The Reasons Designer Counterfeits are Terrible for Society
You might be asking yourself: what’s so wrong with buying counterfeit designer goods? Does it even matter if you buy a fake designer purse or wallet? Should we care if we find vendors online that sell fake designer items and not report them?Making and selling counterfeit merchandise is illegal because it violates trademark and copyright law in the United States. Current trademark law in the U.S. prohibits trademark dilution and trademark infringement.
How Can Registered Trademarks Help Identify Counterfeits
Registered trademarks often include business or product names, key phrases, designs, or marks.
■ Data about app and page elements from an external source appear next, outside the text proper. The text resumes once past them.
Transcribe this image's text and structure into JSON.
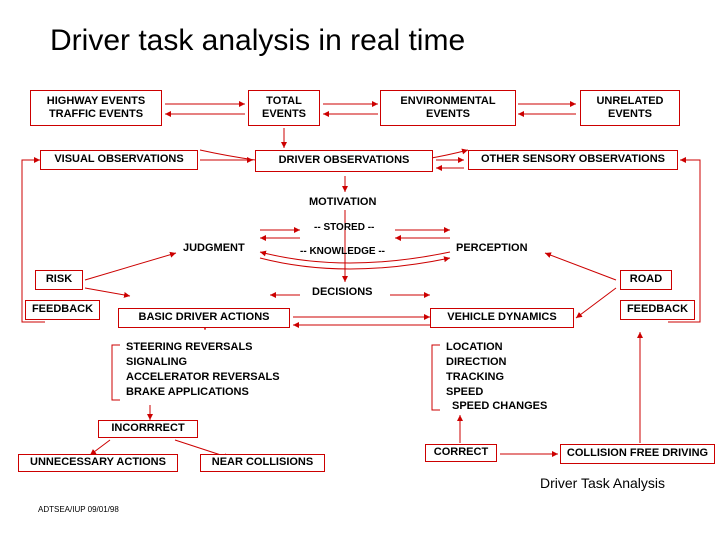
{
  "title": "Driver task analysis in real time",
  "boxes": {
    "highway_events": "HIGHWAY EVENTS",
    "traffic_events": "TRAFFIC EVENTS",
    "total": "TOTAL",
    "events": "EVENTS",
    "environmental": "ENVIRONMENTAL",
    "unrelated": "UNRELATED",
    "visual_obs": "VISUAL OBSERVATIONS",
    "driver_obs": "DRIVER OBSERVATIONS",
    "other_sensory": "OTHER SENSORY OBSERVATIONS"
  },
  "center": {
    "motivation": "MOTIVATION",
    "stored": "-- STORED --",
    "knowledge": "-- KNOWLEDGE --",
    "decisions": "DECISIONS",
    "judgment": "JUDGMENT",
    "perception": "PERCEPTION"
  },
  "side": {
    "risk": "RISK",
    "road": "ROAD",
    "feedback": "FEEDBACK"
  },
  "actions": {
    "basic": "BASIC DRIVER ACTIONS",
    "vehicle": "VEHICLE DYNAMICS",
    "left_list": [
      "STEERING REVERSALS",
      "SIGNALING",
      "ACCELERATOR REVERSALS",
      "BRAKE APPLICATIONS"
    ],
    "right_list": [
      "LOCATION",
      "DIRECTION",
      "TRACKING",
      "SPEED",
      "SPEED CHANGES"
    ]
  },
  "bottom": {
    "incorrect": "INCORRRECT",
    "unnecessary": "UNNECESSARY ACTIONS",
    "near": "NEAR COLLISIONS",
    "correct": "CORRECT",
    "collision_free": "COLLISION FREE DRIVING"
  },
  "caption": "Driver Task Analysis",
  "footer": "ADTSEA/IUP 09/01/98"
}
These special markers help identify the source and manufacturers of products to enable the public to identify merchandise sources. Trademarks allow the public to distinguish one company’s products from another. Obtaining a federal registration from the Patent and Trademark Office makes it illegal for another to use that same registered trademark. Each state also has its own trademark laws, as do most countries outside of the United States. Infringements are based on the “likelihood of confusion” standard.
Why Counterfeits Are Terrible for Society
Counterfeit investigator, Alastair Gray, exploits the scary truth behind the negative impacts that counterfeiting has in his 2017 TedTalk. He discusses how purchasing counterfeit items are often linked to crimes such as helping fund terrorism acts and encourages the following activities to help meet demands: human trafficking and child labor. Purchasing counterfeit designer handbags, wallets, and sunglasses is also linked to gang activity and drug smuggling. Not only are counterfeit items linked to crimes, but they can also ruin the reputation of luxury fashion brands. Imagine the following scenario: a counterfeit Louis Vuitton handbag purchased by someone on Amazon or eBay could have been stitched by a young child kidnapped from their family, then the money used from the sale funds criminal activities such as human trafficking, purchasing weapons, or drugs, etc.The International Chamber of Commerce states that negative impacts of counterfeiting in 2017 were projected to drain $4.2 trillion from the global economy, and at least $70 million came from counterfeit handbag purchases.